# Instructions for the task
In the entries below, find every line holding the string "blur" and collect it.

# Supplied records
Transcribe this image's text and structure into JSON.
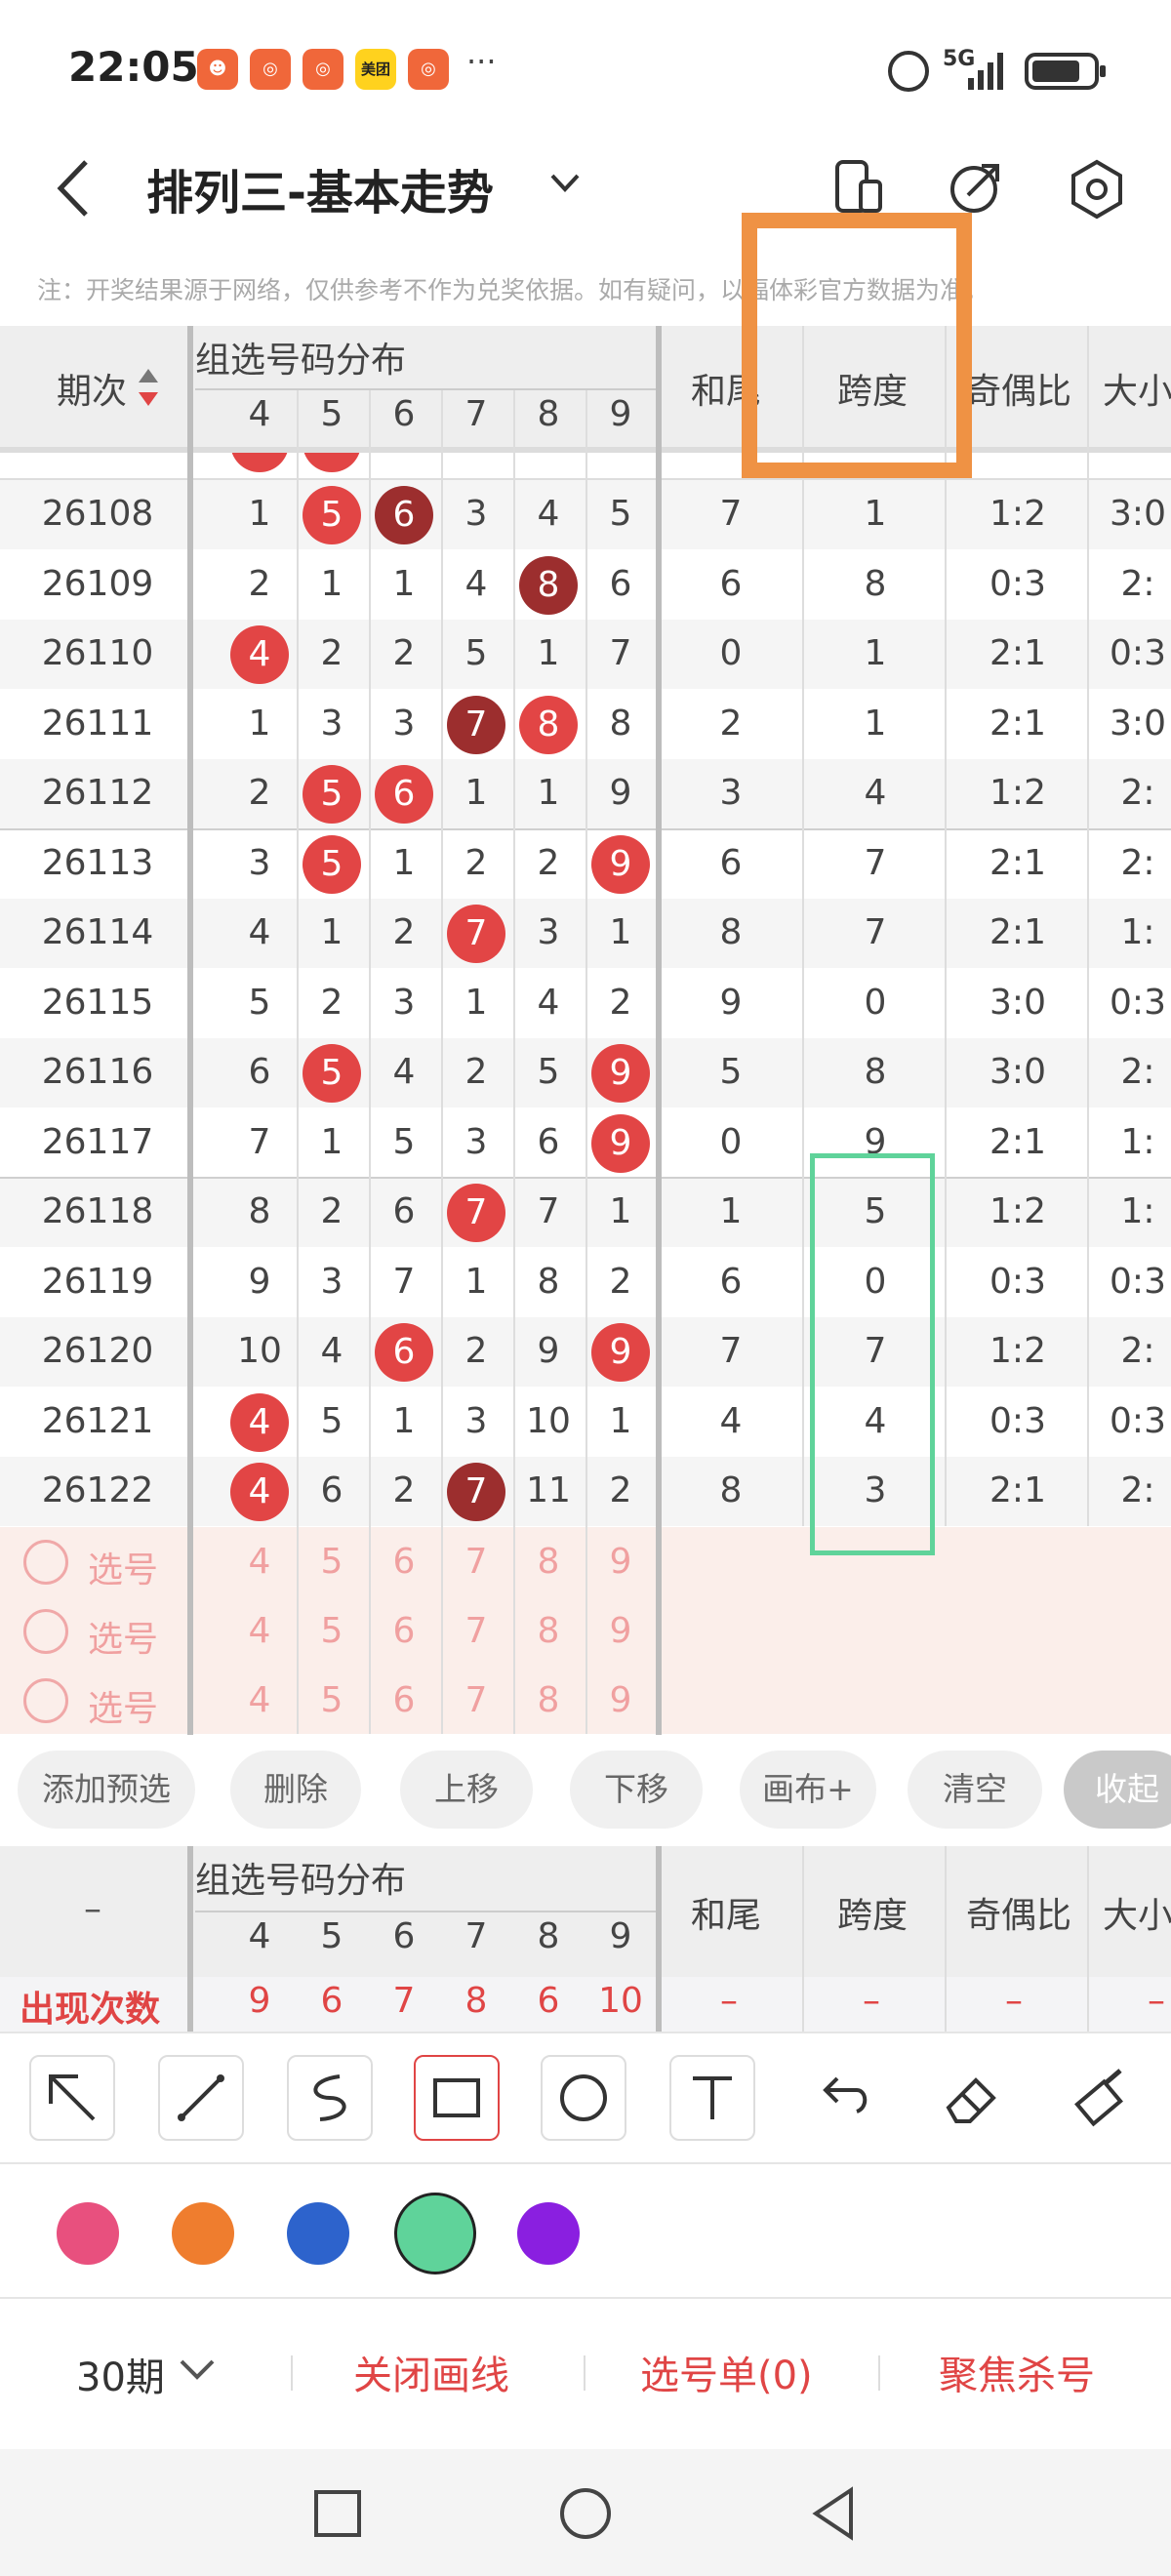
{
  "statusbar": {
    "time": "22:05",
    "more": "···",
    "network": "5G",
    "app_badge": "美团"
  },
  "header": {
    "title": "排列三-基本走势"
  },
  "notice": "注：开奖结果源于网络，仅供参考不作为兑奖依据。如有疑问，以福体彩官方数据为准。",
  "table": {
    "col_period": "期次",
    "group_header": "组选号码分布",
    "digits": [
      "4",
      "5",
      "6",
      "7",
      "8",
      "9"
    ],
    "col_hewei": "和尾",
    "col_kuadu": "跨度",
    "col_jiou": "奇偶比",
    "col_daxiao": "大小",
    "rows": [
      {
        "period": "26108",
        "d": [
          "1",
          "5",
          "6",
          "3",
          "4",
          "5"
        ],
        "hit": [
          "",
          "r",
          "d",
          "",
          "",
          ""
        ],
        "hewei": "7",
        "kuadu": "1",
        "jiou": "1:2",
        "daxiao": "3:0"
      },
      {
        "period": "26109",
        "d": [
          "2",
          "1",
          "1",
          "4",
          "8",
          "6"
        ],
        "hit": [
          "",
          "",
          "",
          "",
          "d",
          ""
        ],
        "hewei": "6",
        "kuadu": "8",
        "jiou": "0:3",
        "daxiao": "2:"
      },
      {
        "period": "26110",
        "d": [
          "4",
          "2",
          "2",
          "5",
          "1",
          "7"
        ],
        "hit": [
          "r",
          "",
          "",
          "",
          "",
          ""
        ],
        "hewei": "0",
        "kuadu": "1",
        "jiou": "2:1",
        "daxiao": "0:3"
      },
      {
        "period": "26111",
        "d": [
          "1",
          "3",
          "3",
          "7",
          "8",
          "8"
        ],
        "hit": [
          "",
          "",
          "",
          "d",
          "r",
          ""
        ],
        "hewei": "2",
        "kuadu": "1",
        "jiou": "2:1",
        "daxiao": "3:0"
      },
      {
        "period": "26112",
        "d": [
          "2",
          "5",
          "6",
          "1",
          "1",
          "9"
        ],
        "hit": [
          "",
          "r",
          "r",
          "",
          "",
          ""
        ],
        "hewei": "3",
        "kuadu": "4",
        "jiou": "1:2",
        "daxiao": "2:"
      },
      {
        "period": "26113",
        "d": [
          "3",
          "5",
          "1",
          "2",
          "2",
          "9"
        ],
        "hit": [
          "",
          "r",
          "",
          "",
          "",
          "r"
        ],
        "hewei": "6",
        "kuadu": "7",
        "jiou": "2:1",
        "daxiao": "2:"
      },
      {
        "period": "26114",
        "d": [
          "4",
          "1",
          "2",
          "7",
          "3",
          "1"
        ],
        "hit": [
          "",
          "",
          "",
          "r",
          "",
          ""
        ],
        "hewei": "8",
        "kuadu": "7",
        "jiou": "2:1",
        "daxiao": "1:"
      },
      {
        "period": "26115",
        "d": [
          "5",
          "2",
          "3",
          "1",
          "4",
          "2"
        ],
        "hit": [
          "",
          "",
          "",
          "",
          "",
          ""
        ],
        "hewei": "9",
        "kuadu": "0",
        "jiou": "3:0",
        "daxiao": "0:3"
      },
      {
        "period": "26116",
        "d": [
          "6",
          "5",
          "4",
          "2",
          "5",
          "9"
        ],
        "hit": [
          "",
          "r",
          "",
          "",
          "",
          "r"
        ],
        "hewei": "5",
        "kuadu": "8",
        "jiou": "3:0",
        "daxiao": "2:"
      },
      {
        "period": "26117",
        "d": [
          "7",
          "1",
          "5",
          "3",
          "6",
          "9"
        ],
        "hit": [
          "",
          "",
          "",
          "",
          "",
          "r"
        ],
        "hewei": "0",
        "kuadu": "9",
        "jiou": "2:1",
        "daxiao": "1:"
      },
      {
        "period": "26118",
        "d": [
          "8",
          "2",
          "6",
          "7",
          "7",
          "1"
        ],
        "hit": [
          "",
          "",
          "",
          "r",
          "",
          ""
        ],
        "hewei": "1",
        "kuadu": "5",
        "jiou": "1:2",
        "daxiao": "1:"
      },
      {
        "period": "26119",
        "d": [
          "9",
          "3",
          "7",
          "1",
          "8",
          "2"
        ],
        "hit": [
          "",
          "",
          "",
          "",
          "",
          ""
        ],
        "hewei": "6",
        "kuadu": "0",
        "jiou": "0:3",
        "daxiao": "0:3"
      },
      {
        "period": "26120",
        "d": [
          "10",
          "4",
          "6",
          "2",
          "9",
          "9"
        ],
        "hit": [
          "",
          "",
          "r",
          "",
          "",
          "r"
        ],
        "hewei": "7",
        "kuadu": "7",
        "jiou": "1:2",
        "daxiao": "2:"
      },
      {
        "period": "26121",
        "d": [
          "4",
          "5",
          "1",
          "3",
          "10",
          "1"
        ],
        "hit": [
          "r",
          "",
          "",
          "",
          "",
          ""
        ],
        "hewei": "4",
        "kuadu": "4",
        "jiou": "0:3",
        "daxiao": "0:3"
      },
      {
        "period": "26122",
        "d": [
          "4",
          "6",
          "2",
          "7",
          "11",
          "2"
        ],
        "hit": [
          "r",
          "",
          "",
          "d",
          "",
          ""
        ],
        "hewei": "8",
        "kuadu": "3",
        "jiou": "2:1",
        "daxiao": "2:"
      }
    ],
    "select_label": "选号",
    "count_label": "出现次数",
    "counts": [
      "9",
      "6",
      "7",
      "8",
      "6",
      "10"
    ],
    "dash": "–"
  },
  "actions": {
    "add": "添加预选",
    "delete": "删除",
    "up": "上移",
    "down": "下移",
    "canvas": "画布+",
    "clear": "清空",
    "collapse": "收起"
  },
  "palette": {
    "colors": [
      "#e8507e",
      "#ef7d2e",
      "#2d63cc",
      "#5fd39a",
      "#8a1fe0"
    ],
    "selected_index": 3
  },
  "bottom": {
    "period": "30期",
    "close_draw": "关闭画线",
    "pick_list": "选号单(0)",
    "focus_kill": "聚焦杀号"
  }
}
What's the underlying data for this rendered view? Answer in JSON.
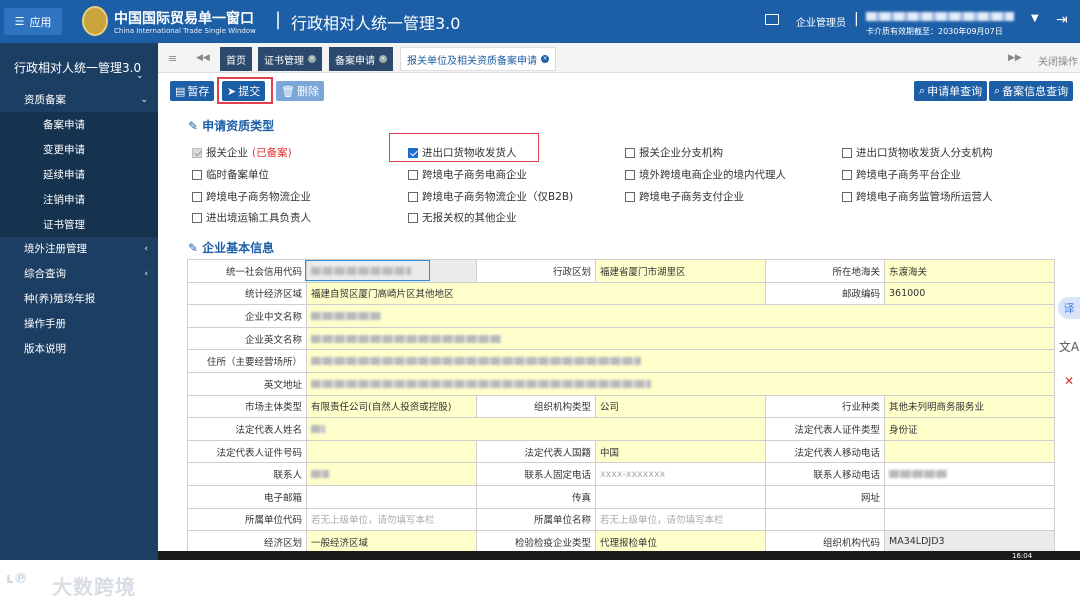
{
  "header": {
    "app_button": "应用",
    "logo_cn": "中国国际贸易单一窗口",
    "logo_en": "China International Trade Single Window",
    "separator": "|",
    "system_title": "行政相对人统一管理3.0",
    "user_label": "企业管理员",
    "user_sep": "|",
    "cert_text": "卡介质有效期截至：2030年09月07日"
  },
  "sidebar": {
    "title": "行政相对人统一管理3.0",
    "items": [
      {
        "label": "资质备案",
        "arrow": "⌄"
      },
      {
        "label": "备案申请"
      },
      {
        "label": "变更申请"
      },
      {
        "label": "延续申请"
      },
      {
        "label": "注销申请"
      },
      {
        "label": "证书管理"
      },
      {
        "label": "境外注册管理",
        "arrow": "‹"
      },
      {
        "label": "综合查询",
        "arrow": "‹"
      },
      {
        "label": "种(养)殖场年报"
      },
      {
        "label": "操作手册"
      },
      {
        "label": "版本说明"
      }
    ]
  },
  "tabs": [
    {
      "label": "首页"
    },
    {
      "label": "证书管理",
      "x": "×"
    },
    {
      "label": "备案申请",
      "x": "×"
    },
    {
      "label": "报关单位及相关资质备案申请",
      "x": "×"
    }
  ],
  "tab_controls": {
    "menu": "≡",
    "prev": "◀◀",
    "next": "▶▶",
    "close_ops": "关闭操作"
  },
  "toolbar": {
    "save": "暂存",
    "submit": "提交",
    "delete": "删除",
    "query_app": "申请单查询",
    "query_record": "备案信息查询"
  },
  "section1": {
    "title": "申请资质类型",
    "options": [
      {
        "label": "报关企业",
        "suffix": "(已备案)",
        "state": "grey"
      },
      {
        "label": "进出口货物收发货人",
        "state": "checked"
      },
      {
        "label": "报关企业分支机构",
        "state": "off"
      },
      {
        "label": "进出口货物收发货人分支机构",
        "state": "off"
      },
      {
        "label": "临时备案单位",
        "state": "off"
      },
      {
        "label": "跨境电子商务电商企业",
        "state": "off"
      },
      {
        "label": "境外跨境电商企业的境内代理人",
        "state": "off"
      },
      {
        "label": "跨境电子商务平台企业",
        "state": "off"
      },
      {
        "label": "跨境电子商务物流企业",
        "state": "off"
      },
      {
        "label": "跨境电子商务物流企业（仅B2B)",
        "state": "off"
      },
      {
        "label": "跨境电子商务支付企业",
        "state": "off"
      },
      {
        "label": "跨境电子商务监管场所运营人",
        "state": "off"
      },
      {
        "label": "进出境运输工具负责人",
        "state": "off"
      },
      {
        "label": "无报关权的其他企业",
        "state": "off"
      }
    ]
  },
  "section2": {
    "title": "企业基本信息",
    "rows": [
      [
        {
          "k": "统一社会信用代码",
          "v": "",
          "style": "grey",
          "blur": 100
        },
        {
          "k": "行政区划",
          "v": "福建省厦门市湖里区"
        },
        {
          "k": "所在地海关",
          "v": "东渡海关"
        }
      ],
      [
        {
          "k": "统计经济区域",
          "v": "福建自贸区厦门高崎片区其他地区",
          "span": 3
        },
        {
          "k": "邮政编码",
          "v": "361000"
        }
      ],
      [
        {
          "k": "企业中文名称",
          "v": "",
          "span": 5,
          "blur": 70
        }
      ],
      [
        {
          "k": "企业英文名称",
          "v": "",
          "span": 5,
          "blur": 190
        }
      ],
      [
        {
          "k": "住所（主要经营场所）",
          "v": "",
          "span": 5,
          "blur": 330
        }
      ],
      [
        {
          "k": "英文地址",
          "v": "",
          "span": 5,
          "blur": 340
        }
      ],
      [
        {
          "k": "市场主体类型",
          "v": "有限责任公司(自然人投资或控股)"
        },
        {
          "k": "组织机构类型",
          "v": "公司"
        },
        {
          "k": "行业种类",
          "v": "其他未列明商务服务业"
        }
      ],
      [
        {
          "k": "法定代表人姓名",
          "v": "",
          "span": 3,
          "blur": 14
        },
        {
          "k": "法定代表人证件类型",
          "v": "身份证"
        }
      ],
      [
        {
          "k": "法定代表人证件号码",
          "v": "",
          "blur": 0
        },
        {
          "k": "法定代表人国籍",
          "v": "中国"
        },
        {
          "k": "法定代表人移动电话",
          "v": "",
          "blur": 0
        }
      ],
      [
        {
          "k": "联系人",
          "v": "",
          "blur": 18
        },
        {
          "k": "联系人固定电话",
          "v": "xxxx-xxxxxxx",
          "style": "blank ph"
        },
        {
          "k": "联系人移动电话",
          "v": "",
          "style": "blank",
          "blur": 58
        }
      ],
      [
        {
          "k": "电子邮箱",
          "v": "",
          "style": "blank"
        },
        {
          "k": "传真",
          "v": "",
          "style": "blank"
        },
        {
          "k": "网址",
          "v": "",
          "style": "blank"
        }
      ],
      [
        {
          "k": "所属单位代码",
          "v": "若无上级单位，请勿填写本栏",
          "style": "blank ph"
        },
        {
          "k": "所属单位名称",
          "v": "若无上级单位，请勿填写本栏",
          "style": "blank ph"
        },
        {
          "k": "",
          "v": "",
          "style": "blank"
        }
      ],
      [
        {
          "k": "经济区划",
          "v": "一般经济区域"
        },
        {
          "k": "检验检疫企业类型",
          "v": "代理报检单位"
        },
        {
          "k": "组织机构代码",
          "v": "MA34LDJD3",
          "style": "grey"
        }
      ]
    ]
  },
  "float": {
    "translate": "译",
    "ai": "文A",
    "x": "✕"
  },
  "watermark": {
    "logo": "ʟ℗",
    "text": "大数跨境"
  },
  "taskbar": {
    "time": "16:04"
  }
}
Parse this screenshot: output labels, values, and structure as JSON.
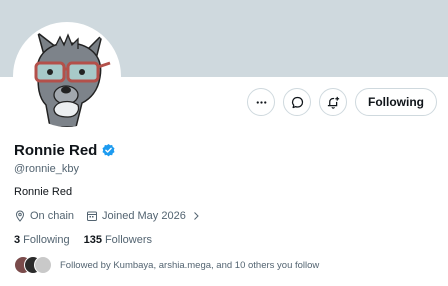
{
  "profile": {
    "name": "Ronnie Red",
    "handle": "@ronnie_kby",
    "bio": "Ronnie Red",
    "location": "On chain",
    "joined": "Joined May 2026",
    "following_count": "3",
    "following_label": "Following",
    "followers_count": "135",
    "followers_label": "Followers",
    "followed_by": "Followed by Kumbaya, arshia.mega, and 10 others you follow"
  },
  "actions": {
    "more_icon": "more-horizontal-icon",
    "message_icon": "message-bubble-icon",
    "notify_icon": "bell-plus-icon",
    "follow_label": "Following"
  },
  "colors": {
    "banner": "#cfd9de",
    "verified": "#1d9bf0",
    "text": "#0f1419",
    "muted": "#536471",
    "border": "#cfd9de"
  }
}
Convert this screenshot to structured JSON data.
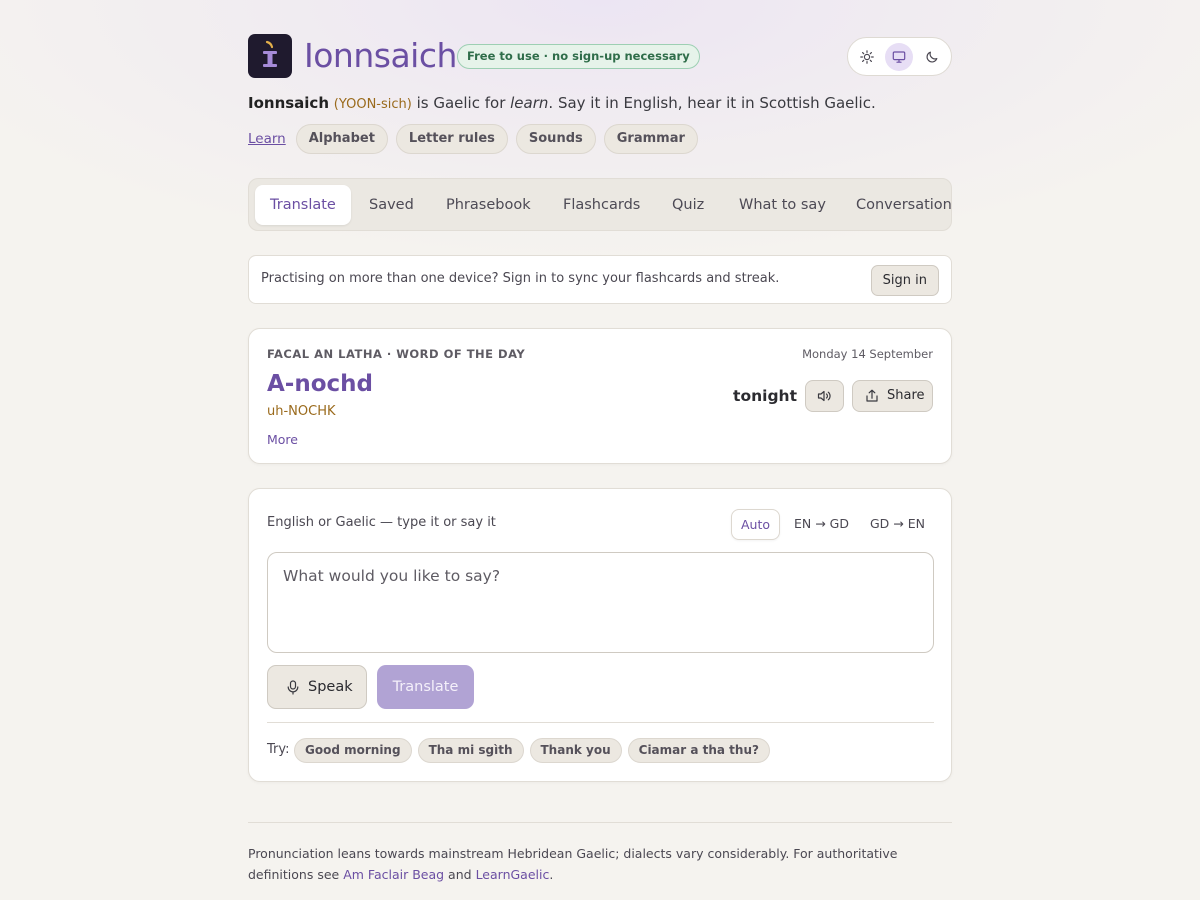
{
  "header": {
    "brand": "Ionnsaich",
    "badge": "Free to use · no sign-up necessary",
    "theme_options": [
      "light",
      "system",
      "dark"
    ],
    "theme_selected": "system"
  },
  "intro": {
    "word": "Ionnsaich",
    "pronunciation": "(YOON-sich)",
    "part1": " is Gaelic for ",
    "emphasis": "learn",
    "part2": ". Say it in English, hear it in Scottish Gaelic."
  },
  "learn_nav": {
    "link": "Learn",
    "chips": [
      "Alphabet",
      "Letter rules",
      "Sounds",
      "Grammar"
    ]
  },
  "tabs": [
    "Translate",
    "Saved",
    "Phrasebook",
    "Flashcards",
    "Quiz",
    "What to say",
    "Conversation"
  ],
  "active_tab": "Translate",
  "sync_banner": {
    "text": "Practising on more than one device? Sign in to sync your flashcards and streak.",
    "button": "Sign in"
  },
  "word_of_day": {
    "label": "FACAL AN LATHA · WORD OF THE DAY",
    "date": "Monday 14 September",
    "word": "A-nochd",
    "pronunciation": "uh-NOCHK",
    "more": "More",
    "english": "tonight",
    "share": "Share"
  },
  "translator": {
    "hint": "English or Gaelic — type it or say it",
    "directions": [
      "Auto",
      "EN → GD",
      "GD → EN"
    ],
    "direction_selected": "Auto",
    "placeholder": "What would you like to say?",
    "value": "",
    "speak": "Speak",
    "translate": "Translate",
    "try_label": "Try:",
    "suggestions": [
      "Good morning",
      "Tha mi sgìth",
      "Thank you",
      "Ciamar a tha thu?"
    ]
  },
  "footer": {
    "text": "Pronunciation leans towards mainstream Hebridean Gaelic; dialects vary considerably. For authoritative definitions see",
    "link1": "Am Faclair Beag",
    "and": "and",
    "link2": "LearnGaelic",
    "end": "."
  },
  "colors": {
    "accent": "#6b4fa3",
    "pronunciation": "#9a6a1c",
    "badge_green": "#2f6d4a",
    "background": "#f5f3ef",
    "translate_disabled": "#b1a3d4"
  }
}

# Answer below
          "blur": 100
          "blur": 70
          "blur": 190
          "blur": 330
          "blur": 340
          "blur": 14
          "blur": 0
          "blur": 0
          "blur": 18
          "blur": 58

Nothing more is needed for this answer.